What exactly should a Platform service provider really ‘own’?
But, what should the service provider actually ‘own’ in this service offering?
As a start, let us explore this question for Application layer.
The application layer could be based either on a standard ‘off-the shelf’ application (SAP, Oracle, etc.) or an application developed by the service provider or a combination of the two.
Application Licenses: In the first & the third case, the service provider should definitely own the ‘license to access’ the application/s, which are being bundled in the offering. In the second case, the service provider has invested in developing the complete application so she owns the IP rights for the application. In the third case, investment has gone in from the service provider to develop some bolt-on tools to complement the functionalities provided by standard package, etc. The service provider owns the IP rights for these bolt-on tools, wrappers, etc. provided as a part of the offering.
Application implementation & Support: For standard package based offerings (with or without bolt-on tools), should the service provider invest in capabilities to implement & roll-out the application at clients business? Or should it sub-contract this to package implementation service providers?
For the Level 1 and Level 2 support for these standard packages, should service provider set up 24x7 support centers with multi-lingual capabilities to support its global clients?
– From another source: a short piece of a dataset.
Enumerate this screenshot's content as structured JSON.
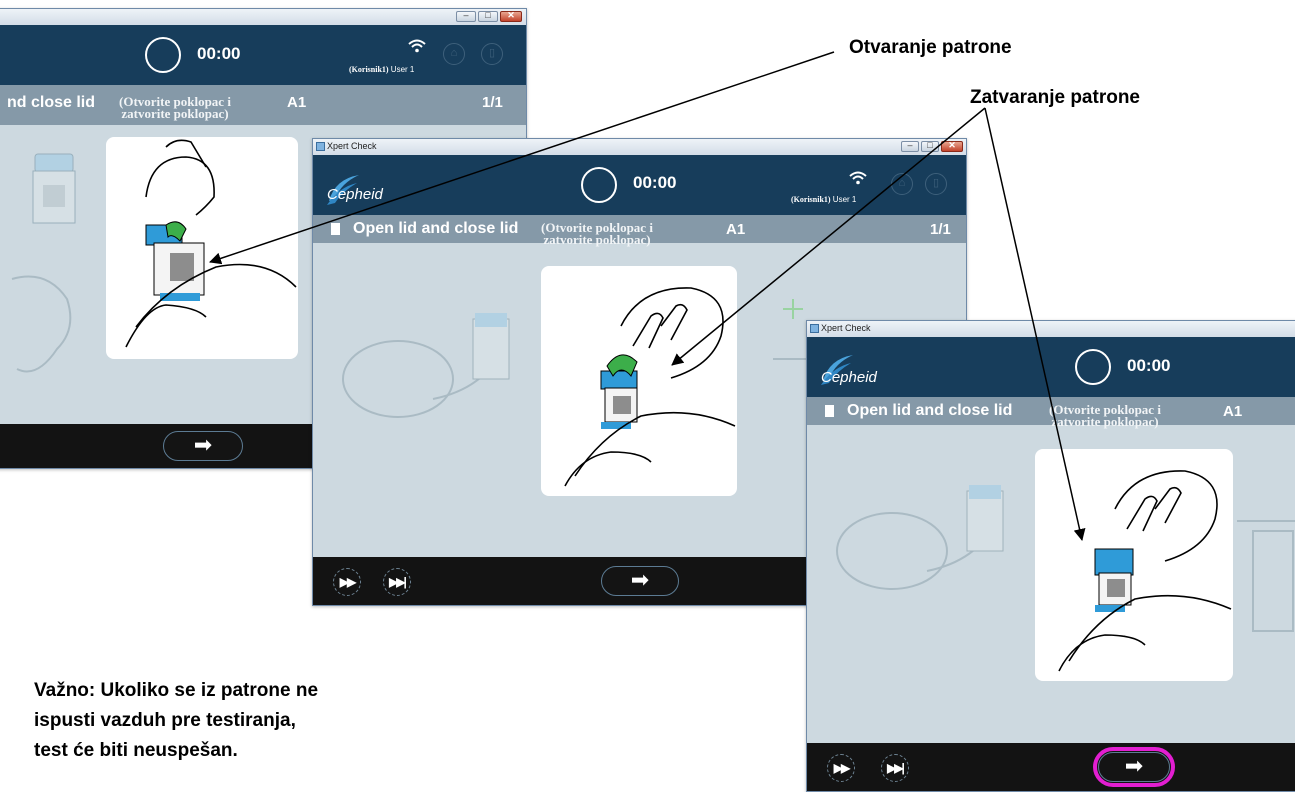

Or, should it sub-contract the application support to other service providers?
A few questions arise from the clients’ perspective – Will they favor a service provider over another based on the ownership of the application sub-layers? Will client have any discomfort in moving to a Platform with application implementation & support sub-contracted to another service provider? Will the back-to-back SLA agreement between the Platform service provider and sub-contractor good enough? Keeping the support SLAs in mind, will not the clients’ risk perception be higher in the later case.
The service provider needs to ask herself – If the offering is on a standard package without any IP, how will she differentiate the offering from other players? Will price be the only thing to compete with other players? Will this be a scalable offering (ability to add more clients)?
I think the service providers need to answer these questions based on their existing capabilities, strengths and depth of their pockets. A service provider, with existing package expertise, can potentially look at providing application implementation & support using in-house people. Some investment might be required to set-up the round-the-clock global help desk. But for a pure-play BPO service provider, its best to tie up with a company in package implementation industry.
Offering price will also be a guiding principle here. Which of the business models (full application layer in-house vs. partial sub-contracting vs. full sub-contracting) gives the best price to the client? Is it cheaper for me to set-up application support centers instead of sub-contracting it someone else? For a new entrant into the market, will it not be better to initially sub-contract application layer (either partially or fully), build scale and then invest in capabilities for application implementation & support.